In the State of Texas, the quantity of marijuana does not matter, it is always charged as a felony. A further common drug-related charge involves possession of substances such as cocaine, methamphetamines, and other drugs with similar classifications.

Performance-Enhancing Drugs

Any drug that is illegal for the purposes of the general population remains illegal for the student athletes. There are certain drugs that are not illegal per se, if an individual has a prescription for it. However, that drug may still be illegal under the standards of student athletes, and may lead to a failure of a drug test. Sometimes student athletes possess an illegal drug which can subject them to a criminal case, and also to the student code at the universities. Although not as frequent, this is still among one of the most common substance related offenses on campus.

Alcohol Offenses

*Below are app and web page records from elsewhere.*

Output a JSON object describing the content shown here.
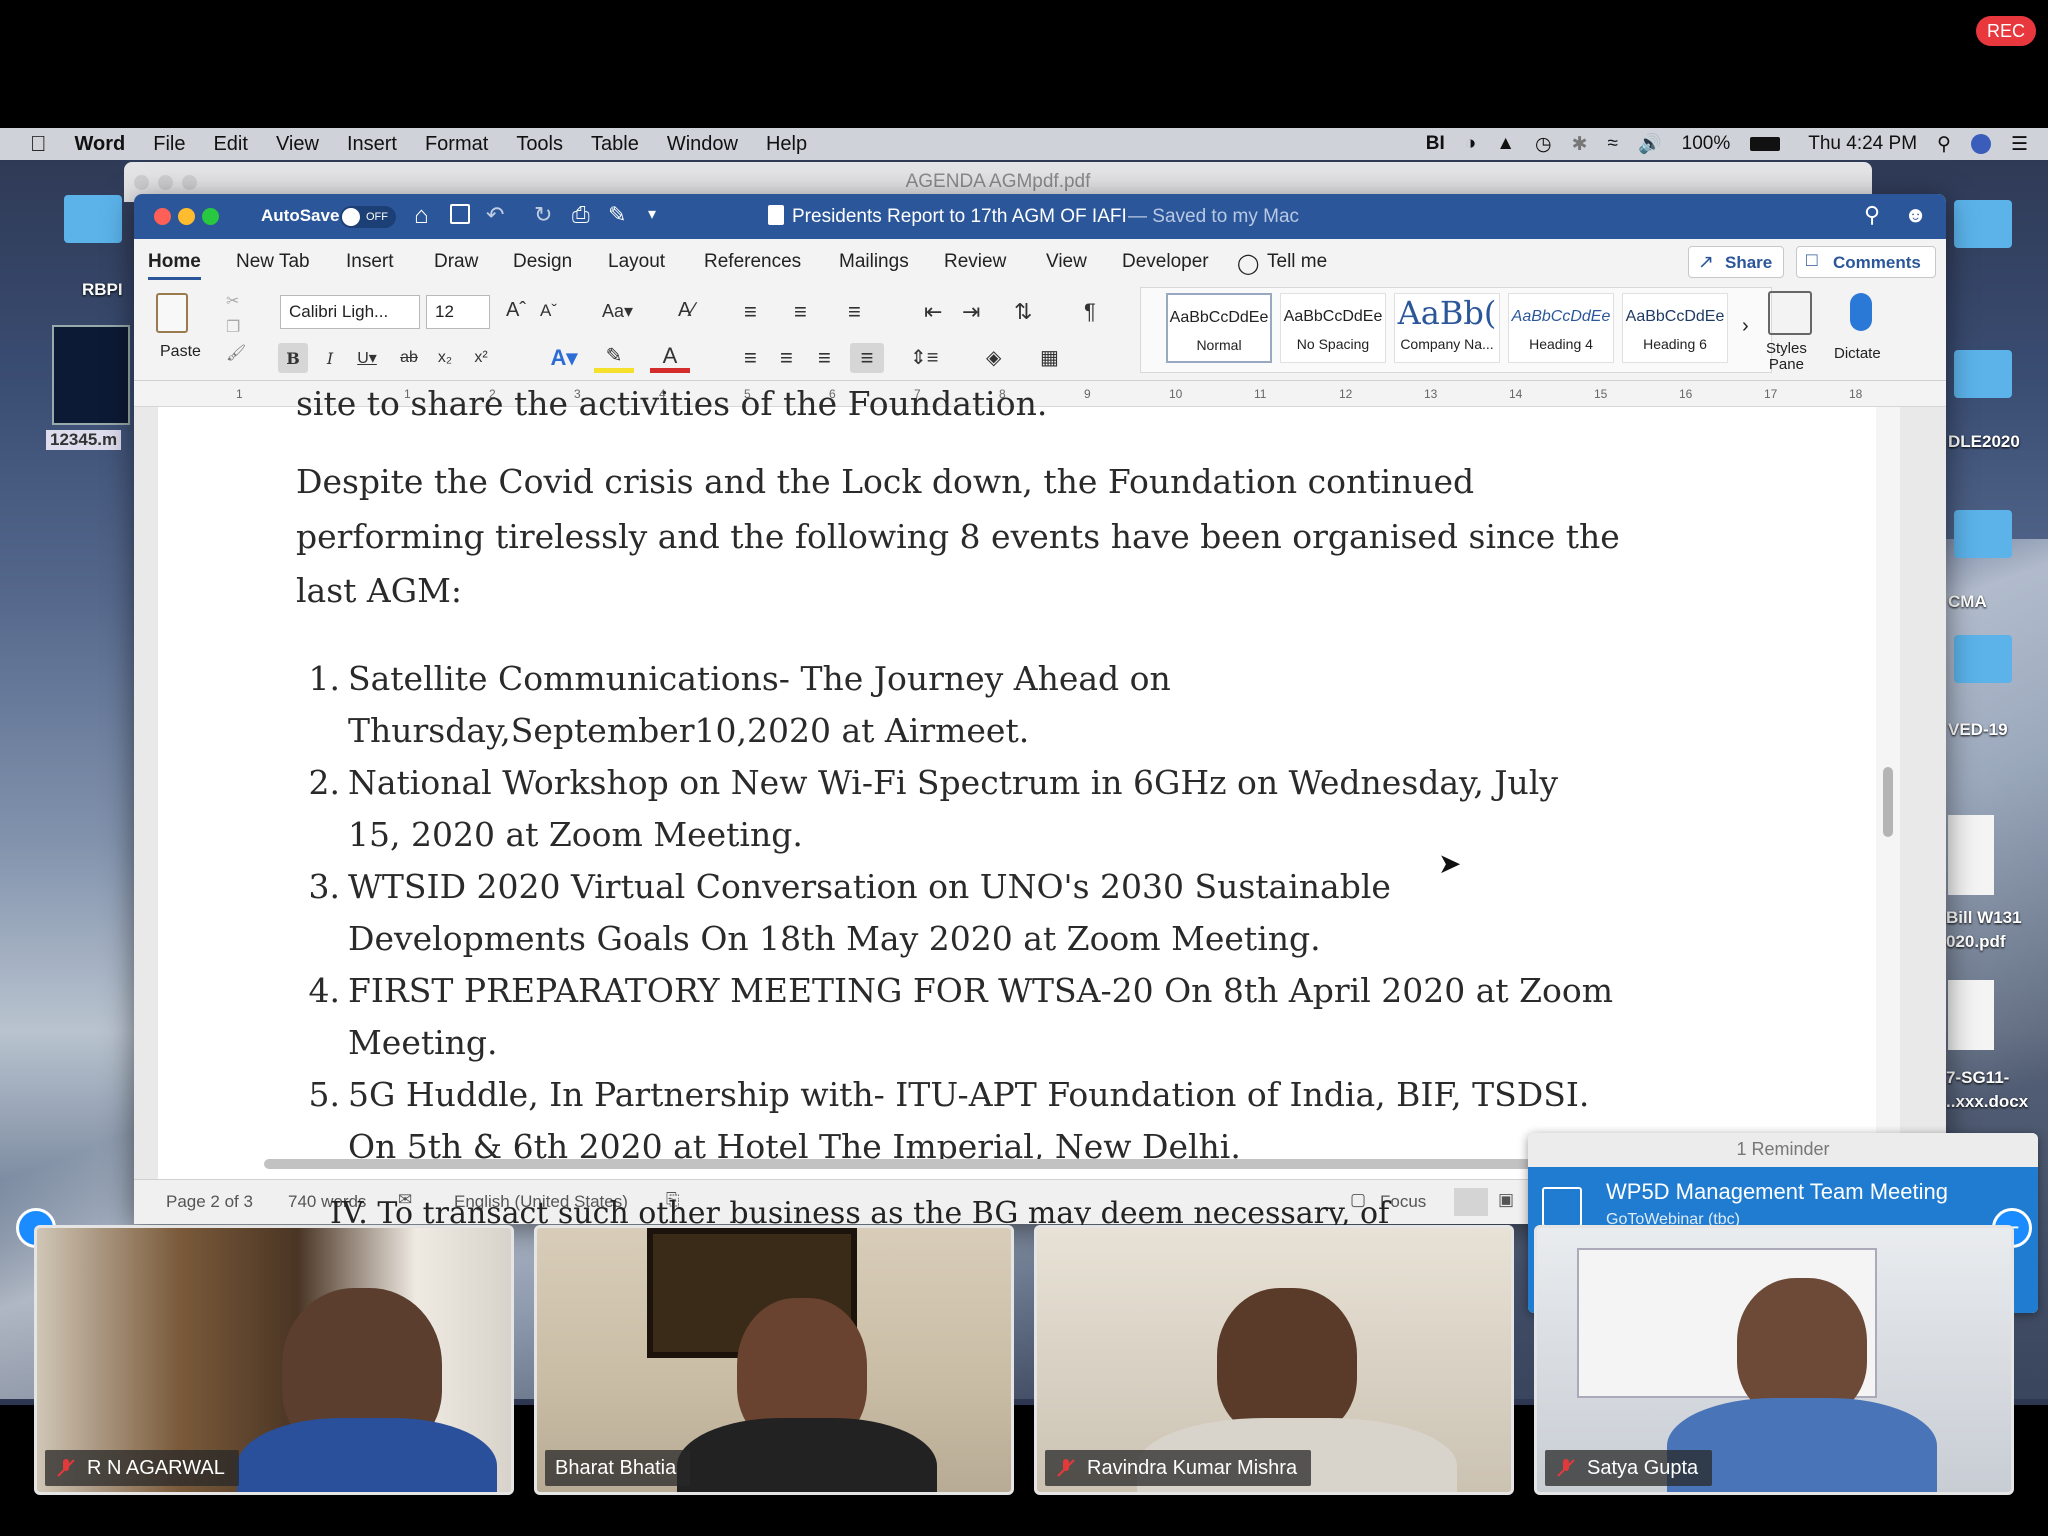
{
  "recording": {
    "label": "REC"
  },
  "menubar": {
    "app_name": "Word",
    "items": [
      "File",
      "Edit",
      "View",
      "Insert",
      "Format",
      "Tools",
      "Table",
      "Window",
      "Help"
    ],
    "battery": "100%",
    "clock": "Thu 4:24 PM"
  },
  "background_window": {
    "title": "AGENDA AGMpdf.pdf"
  },
  "desktop_labels": {
    "left_top": "RBPI",
    "left_file": "12345.m",
    "r1": "DLE2020",
    "r2": "CMA",
    "r3": "VED-19",
    "r4a": "Bill W131",
    "r4b": "020.pdf",
    "r5a": "7-SG11-",
    "r5b": "..xxx.docx"
  },
  "word": {
    "autosave_label": "AutoSave",
    "autosave_state": "OFF",
    "doc_title": "Presidents Report to 17th AGM OF IAFI",
    "save_status": "— Saved to my Mac",
    "tabs": [
      "Home",
      "New Tab",
      "Insert",
      "Draw",
      "Design",
      "Layout",
      "References",
      "Mailings",
      "Review",
      "View",
      "Developer"
    ],
    "tell_me": "Tell me",
    "share": "Share",
    "comments": "Comments",
    "paste": "Paste",
    "font_name": "Calibri Ligh...",
    "font_size": "12",
    "styles": [
      {
        "preview": "AaBbCcDdEe",
        "name": "Normal"
      },
      {
        "preview": "AaBbCcDdEe",
        "name": "No Spacing"
      },
      {
        "preview": "AaBb(",
        "name": "Company Na..."
      },
      {
        "preview": "AaBbCcDdEe",
        "name": "Heading 4"
      },
      {
        "preview": "AaBbCcDdEe",
        "name": "Heading 6"
      }
    ],
    "styles_pane": "Styles\nPane",
    "dictate": "Dictate",
    "ruler_ticks": [
      "1",
      "1",
      "2",
      "3",
      "4",
      "5",
      "6",
      "7",
      "8",
      "9",
      "10",
      "11",
      "12",
      "13",
      "14",
      "15",
      "16",
      "17",
      "18"
    ],
    "document": {
      "cut_line": "site to share the activities of the Foundation.",
      "paragraph": [
        "Despite the Covid crisis and the Lock down, the Foundation continued",
        "performing tirelessly and the following 8 events have been organised  since the",
        "last AGM:"
      ],
      "list": [
        {
          "num": "1.",
          "lines": [
            "Satellite Communications- The Journey Ahead on",
            "Thursday,September10,2020 at Airmeet."
          ]
        },
        {
          "num": "2.",
          "lines": [
            "National Workshop on New Wi-Fi Spectrum in 6GHz on Wednesday, July",
            "15, 2020 at Zoom Meeting."
          ]
        },
        {
          "num": "3.",
          "lines": [
            "WTSID 2020 Virtual Conversation on UNO's 2030 Sustainable",
            "Developments Goals On 18th May 2020 at Zoom Meeting."
          ]
        },
        {
          "num": "4.",
          "lines": [
            "FIRST PREPARATORY MEETING FOR WTSA-20 On 8th April 2020 at Zoom",
            "Meeting."
          ]
        },
        {
          "num": "5.",
          "lines": [
            "5G Huddle, In Partnership with- ITU-APT Foundation of India, BIF, TSDSI.",
            "On 5th & 6th 2020 at Hotel The Imperial, New Delhi."
          ]
        }
      ]
    },
    "status": {
      "page": "Page 2 of 3",
      "words": "740 words",
      "language": "English (United States)",
      "focus": "Focus"
    }
  },
  "behind_text": "IV. To transact such other business as the BG may deem necessary, of",
  "reminder": {
    "header": "1 Reminder",
    "title": "WP5D Management Team Meeting",
    "subtitle": "GoToWebinar (tbc)"
  },
  "participants": [
    {
      "name": "R N AGARWAL"
    },
    {
      "name": "Bharat Bhatia"
    },
    {
      "name": "Ravindra Kumar Mishra"
    },
    {
      "name": "Satya Gupta"
    }
  ]
}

There are three statutes in Texas that apply to the possession or the underage consumption of alcohol. These are minor in consumption and minor in possession when an individual is under the age of 21, and are not in the direct line of sight of their parents. A parent in the State of Texas can allow a child under the age of 21 to legally consume alcohol as long as they are with that child and the child is in their line of sight.

Other than that exception, any consumption or possession of alcohol by a minor is illegal. A possession in Texas is defined as care, custody, and control of a particular item. Sometimes, the police will go to a party where there is both beer and many students under the age of 21 present. There have been cases where the Lubbock Police Department has given these underage students tickets, or arrested them for minor in possession. However, that is not a true possession. Just because beer is in the same room as an underage individual does not mean that that minor possesses it. The state must be able to prove possession or consumption, which is the ingestion or drinking of alcohol.

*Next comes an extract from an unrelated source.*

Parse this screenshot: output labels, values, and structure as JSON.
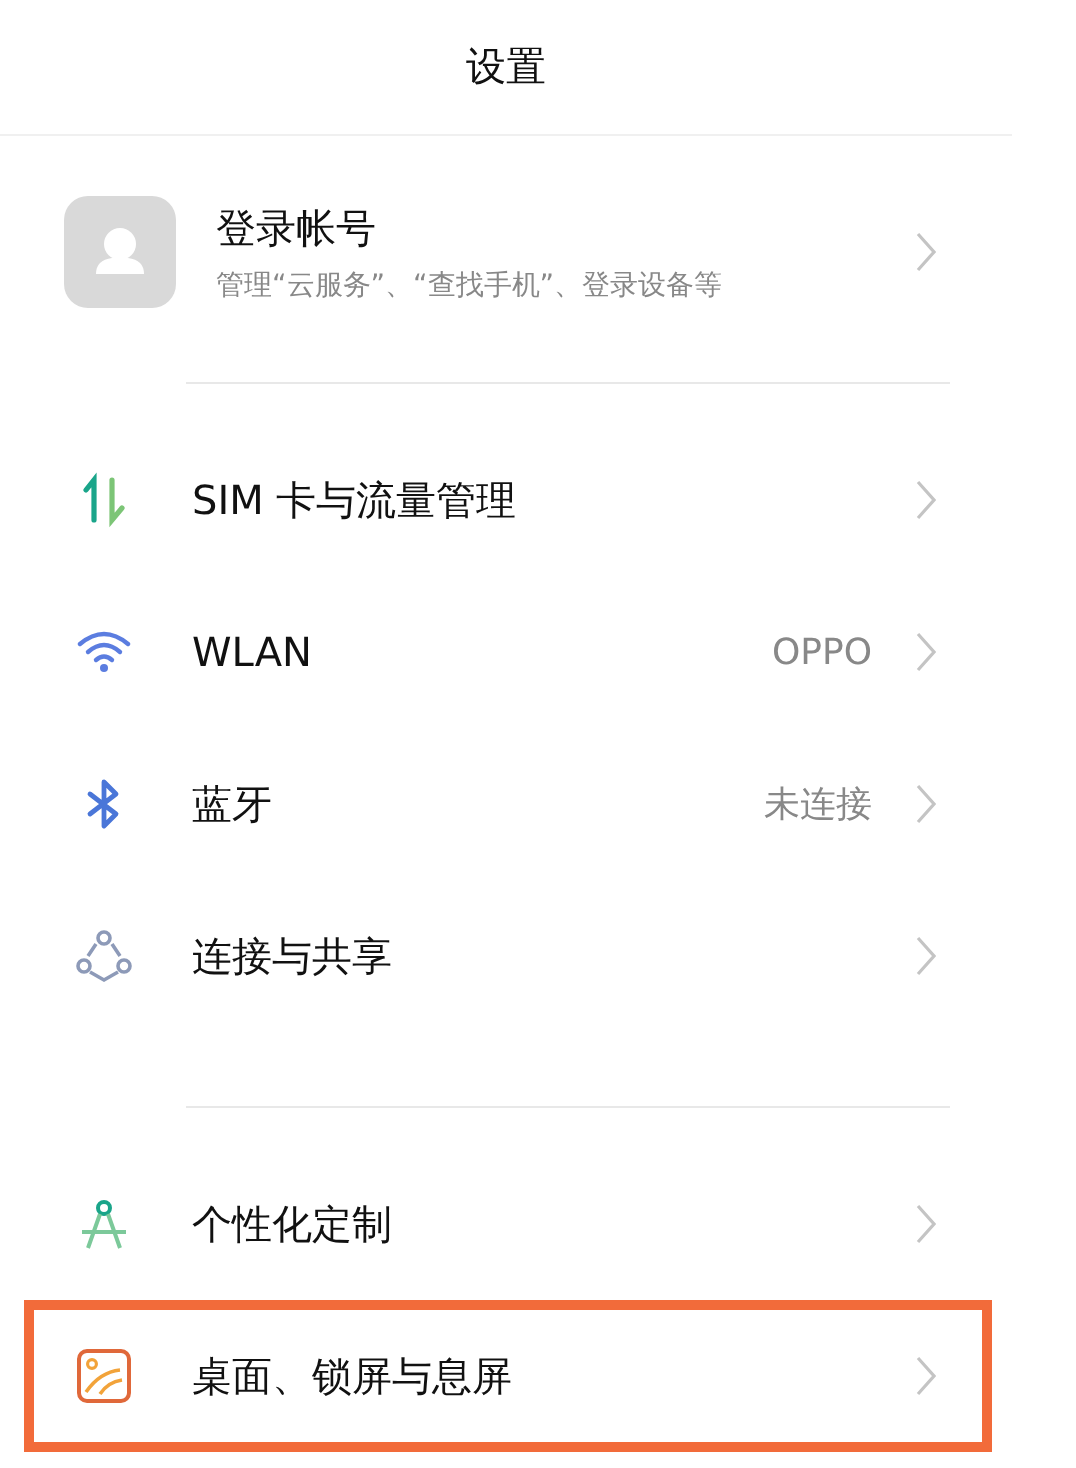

Public Intoxication

Further, there is a public intoxication statute. The public intoxication statute does not differentiate between an under 21 minor and an individual over the age of 21. The statute says that the person must be so intoxicated that they are a danger to themselves or someone else. Sometimes, a law enforcement officer will smell alcohol when the person is out in public. This individual may not be in danger, and not doing anything wrong, but they are still arrested for public intoxication. This is another instance of a common substance related offense that occurs on campus, often requiring the assistance of an experienced lawyer.

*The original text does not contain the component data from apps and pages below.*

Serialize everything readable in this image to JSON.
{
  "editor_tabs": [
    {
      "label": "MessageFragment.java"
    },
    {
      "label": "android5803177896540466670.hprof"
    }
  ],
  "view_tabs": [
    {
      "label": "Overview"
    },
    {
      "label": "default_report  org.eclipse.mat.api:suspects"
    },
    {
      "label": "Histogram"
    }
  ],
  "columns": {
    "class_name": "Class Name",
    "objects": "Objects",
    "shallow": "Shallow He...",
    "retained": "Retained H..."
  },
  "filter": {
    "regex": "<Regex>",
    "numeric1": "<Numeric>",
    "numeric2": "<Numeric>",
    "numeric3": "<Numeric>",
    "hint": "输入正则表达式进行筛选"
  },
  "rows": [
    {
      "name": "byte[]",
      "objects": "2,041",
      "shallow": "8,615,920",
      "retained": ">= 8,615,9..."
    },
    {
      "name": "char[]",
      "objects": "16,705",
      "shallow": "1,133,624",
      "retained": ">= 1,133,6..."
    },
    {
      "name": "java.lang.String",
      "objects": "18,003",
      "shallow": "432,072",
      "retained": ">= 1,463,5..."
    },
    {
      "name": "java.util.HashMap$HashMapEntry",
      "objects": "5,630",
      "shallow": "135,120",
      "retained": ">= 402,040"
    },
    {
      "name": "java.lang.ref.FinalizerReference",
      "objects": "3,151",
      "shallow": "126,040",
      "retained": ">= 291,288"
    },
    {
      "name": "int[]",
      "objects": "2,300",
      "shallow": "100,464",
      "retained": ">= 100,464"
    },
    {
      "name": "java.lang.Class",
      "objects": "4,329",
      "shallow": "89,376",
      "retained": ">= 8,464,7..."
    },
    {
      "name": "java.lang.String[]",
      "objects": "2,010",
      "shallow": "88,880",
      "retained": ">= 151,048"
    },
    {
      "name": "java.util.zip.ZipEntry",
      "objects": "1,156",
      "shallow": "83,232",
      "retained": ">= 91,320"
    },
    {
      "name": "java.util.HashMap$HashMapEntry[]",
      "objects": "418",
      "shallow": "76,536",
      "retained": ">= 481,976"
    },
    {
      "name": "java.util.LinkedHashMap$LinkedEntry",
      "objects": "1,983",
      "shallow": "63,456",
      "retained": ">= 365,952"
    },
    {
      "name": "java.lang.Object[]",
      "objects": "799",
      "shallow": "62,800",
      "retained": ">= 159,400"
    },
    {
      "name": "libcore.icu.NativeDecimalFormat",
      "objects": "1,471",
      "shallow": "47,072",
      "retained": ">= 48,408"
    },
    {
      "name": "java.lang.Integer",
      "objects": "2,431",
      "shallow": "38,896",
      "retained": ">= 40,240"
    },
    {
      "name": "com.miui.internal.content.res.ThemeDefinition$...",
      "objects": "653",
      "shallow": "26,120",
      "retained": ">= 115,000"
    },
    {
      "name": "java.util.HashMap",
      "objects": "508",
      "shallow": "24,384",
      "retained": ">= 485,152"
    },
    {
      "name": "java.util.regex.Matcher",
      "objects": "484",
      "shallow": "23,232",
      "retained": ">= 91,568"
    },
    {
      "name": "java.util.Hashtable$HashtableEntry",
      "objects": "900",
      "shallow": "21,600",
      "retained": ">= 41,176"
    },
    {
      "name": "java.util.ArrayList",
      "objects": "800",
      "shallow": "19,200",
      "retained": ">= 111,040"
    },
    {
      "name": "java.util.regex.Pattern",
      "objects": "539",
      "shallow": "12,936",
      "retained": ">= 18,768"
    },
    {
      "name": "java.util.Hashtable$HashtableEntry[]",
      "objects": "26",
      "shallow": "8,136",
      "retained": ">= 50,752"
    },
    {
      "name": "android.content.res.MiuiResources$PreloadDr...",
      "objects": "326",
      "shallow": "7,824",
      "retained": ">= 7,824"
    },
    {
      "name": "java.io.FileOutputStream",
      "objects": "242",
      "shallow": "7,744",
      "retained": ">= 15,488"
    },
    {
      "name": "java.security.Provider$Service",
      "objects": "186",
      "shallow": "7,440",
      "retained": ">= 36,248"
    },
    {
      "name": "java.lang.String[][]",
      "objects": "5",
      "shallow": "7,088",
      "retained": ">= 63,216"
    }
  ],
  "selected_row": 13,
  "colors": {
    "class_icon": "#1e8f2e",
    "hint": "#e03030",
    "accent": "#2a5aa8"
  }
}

Driving Under the Influence by a Minor

Another common subtance related offense on campus includes driving under the influence by a minor (DUIM). The main statute for driving while intoxicated says that for someone to be intoxicated, they have lost the normal use of their mental or physical faculties or they are at or above the threshold of a 0.08 BAC when they are age 21 or above. When a person is under 21 and the police officer smells alcohol, they will usually say that is enough evidence. Any detectable amount of alcohol in the minor’s system could subject that person to the arrest of DUIM.

Possession of a Fake ID

There are multiple statutes for possession of a fake ID, and many students are charged with this common substance related offense.  When someone has a fake ID, are under 21, and use it to purchase alcohol, it is classified as a Class C misdemeanor. When they only possess the ID, it is at a minimum a Class A misdemeanor. If someone is charged with possession with the intent to defraud someone, it can be charged as a felony. Oftentimes with minors who have a fake ID, the charge will be a Class C offense. However, sometimes the police arrest the individual on the highest grade of a misdemeanor, Class A, or charge them with a felony in the case.